Dr Taylor said the data was further proof Tasmania deserved being named joint winner for along with the ACT of the Clean Ashtray Award in the Australian Medical Association's 2014 National Tobacco Scoreboard.
"While it's good that Tasmania has been recognised for making it easier to give up smoking, there's more work to do.
"Quitting smoking is one of the most dramatic single health choices people can make.
"And we're making sure that we support Tasmanians in quitting and not taking up smoking in the first place.
"This includes making it easier for people to find smoke-free places in public."
Dr Taylor said the Tasmanian Population Health Survey 2013 showed the number of Tasmanian adults smoking had fallen from 19.8 per cent to 15 per cent since the last survey in 2009.
Daily smoking rates fell from 16.1% to 11.9% across the same period.
Dr Taylor said the greatest reduction in smoking was in the 35-54 age group.
Smoking rates were significantly lower in this survey than in the 2011-2012 Australian Health Risk Survey, which showed a smoking rate of 21.7%, in part because the surveys used different methods to gather data.
This latest telephone survey of 6 300 Tasmanians conducted late in 2013 used landlines only, so is likely to have underrepresented young smokers who may only use mobile phones.
"It is important to take both surveys into account to gauge the likely true smoking rate," Dr Taylor said.
"The true percentage of current smokers is probably a little higher than the 15% shown by this latest Tasmanian survey, but the survey certainly points to a very pleasing decline in smoking rates compared with four years ago."

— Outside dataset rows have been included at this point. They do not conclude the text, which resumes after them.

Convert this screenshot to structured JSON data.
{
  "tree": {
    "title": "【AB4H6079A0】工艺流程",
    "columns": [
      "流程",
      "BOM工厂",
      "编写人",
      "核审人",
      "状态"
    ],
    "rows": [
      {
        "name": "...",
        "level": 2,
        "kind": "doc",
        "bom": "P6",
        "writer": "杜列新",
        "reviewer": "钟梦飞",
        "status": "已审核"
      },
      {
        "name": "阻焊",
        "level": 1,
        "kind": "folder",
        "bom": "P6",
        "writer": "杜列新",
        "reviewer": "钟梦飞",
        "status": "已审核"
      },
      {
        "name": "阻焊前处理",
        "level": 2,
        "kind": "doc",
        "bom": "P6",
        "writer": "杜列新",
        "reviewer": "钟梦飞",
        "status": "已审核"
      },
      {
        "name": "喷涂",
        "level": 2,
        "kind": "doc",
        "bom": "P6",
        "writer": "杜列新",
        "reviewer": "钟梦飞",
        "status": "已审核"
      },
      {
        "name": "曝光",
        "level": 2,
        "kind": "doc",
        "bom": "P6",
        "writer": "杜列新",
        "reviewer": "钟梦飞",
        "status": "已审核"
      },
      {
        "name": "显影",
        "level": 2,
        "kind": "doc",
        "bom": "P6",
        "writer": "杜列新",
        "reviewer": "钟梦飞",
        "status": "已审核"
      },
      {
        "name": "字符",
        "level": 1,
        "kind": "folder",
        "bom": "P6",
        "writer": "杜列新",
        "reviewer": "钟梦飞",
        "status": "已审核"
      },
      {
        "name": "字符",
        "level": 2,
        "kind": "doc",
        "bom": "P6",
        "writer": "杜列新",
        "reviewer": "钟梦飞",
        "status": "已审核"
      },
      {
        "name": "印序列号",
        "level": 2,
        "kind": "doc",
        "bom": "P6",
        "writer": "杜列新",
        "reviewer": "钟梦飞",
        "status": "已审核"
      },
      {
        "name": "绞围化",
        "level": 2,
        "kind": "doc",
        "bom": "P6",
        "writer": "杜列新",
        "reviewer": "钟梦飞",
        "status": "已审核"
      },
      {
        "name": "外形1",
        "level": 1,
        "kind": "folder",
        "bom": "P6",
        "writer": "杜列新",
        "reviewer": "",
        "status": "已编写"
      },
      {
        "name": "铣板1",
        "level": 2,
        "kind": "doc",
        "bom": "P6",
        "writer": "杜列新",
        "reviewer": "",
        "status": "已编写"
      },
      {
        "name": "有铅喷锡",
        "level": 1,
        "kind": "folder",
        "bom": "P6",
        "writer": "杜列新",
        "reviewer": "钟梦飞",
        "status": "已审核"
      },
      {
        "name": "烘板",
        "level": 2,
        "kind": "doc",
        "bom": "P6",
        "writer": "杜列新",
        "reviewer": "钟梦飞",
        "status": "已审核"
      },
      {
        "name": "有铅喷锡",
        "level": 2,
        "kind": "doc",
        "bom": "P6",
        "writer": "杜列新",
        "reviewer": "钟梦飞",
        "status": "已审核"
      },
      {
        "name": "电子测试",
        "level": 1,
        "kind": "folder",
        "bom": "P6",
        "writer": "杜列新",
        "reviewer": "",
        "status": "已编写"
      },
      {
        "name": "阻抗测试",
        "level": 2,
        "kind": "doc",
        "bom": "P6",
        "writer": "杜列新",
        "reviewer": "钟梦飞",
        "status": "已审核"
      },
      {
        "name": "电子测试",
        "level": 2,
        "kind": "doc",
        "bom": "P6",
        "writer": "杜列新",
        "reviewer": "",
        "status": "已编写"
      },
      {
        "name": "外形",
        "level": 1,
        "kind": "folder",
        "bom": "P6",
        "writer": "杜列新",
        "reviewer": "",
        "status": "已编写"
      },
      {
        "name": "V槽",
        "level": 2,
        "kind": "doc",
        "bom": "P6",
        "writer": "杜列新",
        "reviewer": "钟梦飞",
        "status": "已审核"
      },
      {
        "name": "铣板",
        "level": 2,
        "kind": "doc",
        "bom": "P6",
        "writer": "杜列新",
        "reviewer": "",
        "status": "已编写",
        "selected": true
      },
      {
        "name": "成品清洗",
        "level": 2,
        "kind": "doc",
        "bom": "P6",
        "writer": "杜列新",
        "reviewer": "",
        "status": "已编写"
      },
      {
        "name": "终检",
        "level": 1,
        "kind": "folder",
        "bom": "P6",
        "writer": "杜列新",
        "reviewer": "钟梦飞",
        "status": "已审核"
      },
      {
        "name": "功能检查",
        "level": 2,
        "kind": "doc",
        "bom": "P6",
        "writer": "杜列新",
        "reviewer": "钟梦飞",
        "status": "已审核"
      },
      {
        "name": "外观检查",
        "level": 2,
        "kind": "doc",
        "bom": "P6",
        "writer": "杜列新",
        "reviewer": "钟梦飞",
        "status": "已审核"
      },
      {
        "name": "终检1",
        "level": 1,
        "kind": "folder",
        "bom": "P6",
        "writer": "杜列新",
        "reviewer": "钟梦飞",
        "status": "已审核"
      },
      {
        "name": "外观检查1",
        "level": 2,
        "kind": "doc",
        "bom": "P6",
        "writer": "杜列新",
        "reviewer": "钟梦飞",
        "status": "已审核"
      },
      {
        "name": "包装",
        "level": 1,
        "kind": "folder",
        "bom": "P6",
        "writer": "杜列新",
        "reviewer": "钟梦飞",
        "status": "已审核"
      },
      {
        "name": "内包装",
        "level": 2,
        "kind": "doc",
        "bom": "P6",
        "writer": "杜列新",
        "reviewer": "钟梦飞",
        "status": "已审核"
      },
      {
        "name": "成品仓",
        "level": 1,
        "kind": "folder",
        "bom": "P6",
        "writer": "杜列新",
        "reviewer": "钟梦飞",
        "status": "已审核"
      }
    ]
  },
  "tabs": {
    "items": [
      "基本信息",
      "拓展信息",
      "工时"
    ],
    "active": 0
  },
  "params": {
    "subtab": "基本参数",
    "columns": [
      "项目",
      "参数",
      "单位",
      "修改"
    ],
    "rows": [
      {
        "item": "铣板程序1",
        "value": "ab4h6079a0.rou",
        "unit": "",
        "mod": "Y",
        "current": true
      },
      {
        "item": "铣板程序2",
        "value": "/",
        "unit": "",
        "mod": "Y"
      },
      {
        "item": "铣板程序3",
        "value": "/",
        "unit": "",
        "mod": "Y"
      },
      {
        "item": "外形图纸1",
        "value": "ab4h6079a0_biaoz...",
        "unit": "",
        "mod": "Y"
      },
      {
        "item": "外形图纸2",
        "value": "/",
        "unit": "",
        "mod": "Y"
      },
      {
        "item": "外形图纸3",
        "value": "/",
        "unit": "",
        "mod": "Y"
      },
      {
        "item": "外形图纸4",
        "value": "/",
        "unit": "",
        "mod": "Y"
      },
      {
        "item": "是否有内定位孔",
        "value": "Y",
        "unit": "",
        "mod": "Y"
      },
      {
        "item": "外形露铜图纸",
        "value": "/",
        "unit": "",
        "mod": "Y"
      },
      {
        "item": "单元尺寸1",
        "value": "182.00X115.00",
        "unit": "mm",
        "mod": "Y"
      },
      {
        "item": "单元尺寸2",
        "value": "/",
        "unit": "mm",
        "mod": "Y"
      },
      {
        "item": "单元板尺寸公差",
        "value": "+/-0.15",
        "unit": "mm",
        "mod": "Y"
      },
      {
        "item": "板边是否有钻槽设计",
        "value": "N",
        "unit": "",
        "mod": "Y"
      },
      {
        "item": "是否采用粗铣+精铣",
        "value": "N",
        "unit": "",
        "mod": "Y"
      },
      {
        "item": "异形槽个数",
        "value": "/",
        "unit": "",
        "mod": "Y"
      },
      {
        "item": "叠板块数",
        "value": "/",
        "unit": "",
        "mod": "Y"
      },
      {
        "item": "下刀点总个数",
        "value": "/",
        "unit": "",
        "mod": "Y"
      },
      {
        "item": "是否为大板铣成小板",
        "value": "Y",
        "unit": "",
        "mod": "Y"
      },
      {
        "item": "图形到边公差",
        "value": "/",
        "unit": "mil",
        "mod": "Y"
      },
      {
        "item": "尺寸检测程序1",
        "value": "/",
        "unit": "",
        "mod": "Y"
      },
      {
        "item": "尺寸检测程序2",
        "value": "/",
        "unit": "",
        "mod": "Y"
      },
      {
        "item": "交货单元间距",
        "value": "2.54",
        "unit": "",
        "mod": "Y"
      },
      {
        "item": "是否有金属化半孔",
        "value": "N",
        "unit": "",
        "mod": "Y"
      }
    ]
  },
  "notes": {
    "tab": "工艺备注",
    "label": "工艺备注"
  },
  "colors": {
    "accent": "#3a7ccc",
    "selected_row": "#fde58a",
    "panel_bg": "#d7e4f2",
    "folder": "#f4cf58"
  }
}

"While there's more work to do, these measures are making it far less likely today's generation will take up smoking and suffer some of the ill health experienced by their parents," Dr Taylor said.
The Tasmanian Population Health Survey is available online at Tasmanian Population Health Survey 2013
6 May 2014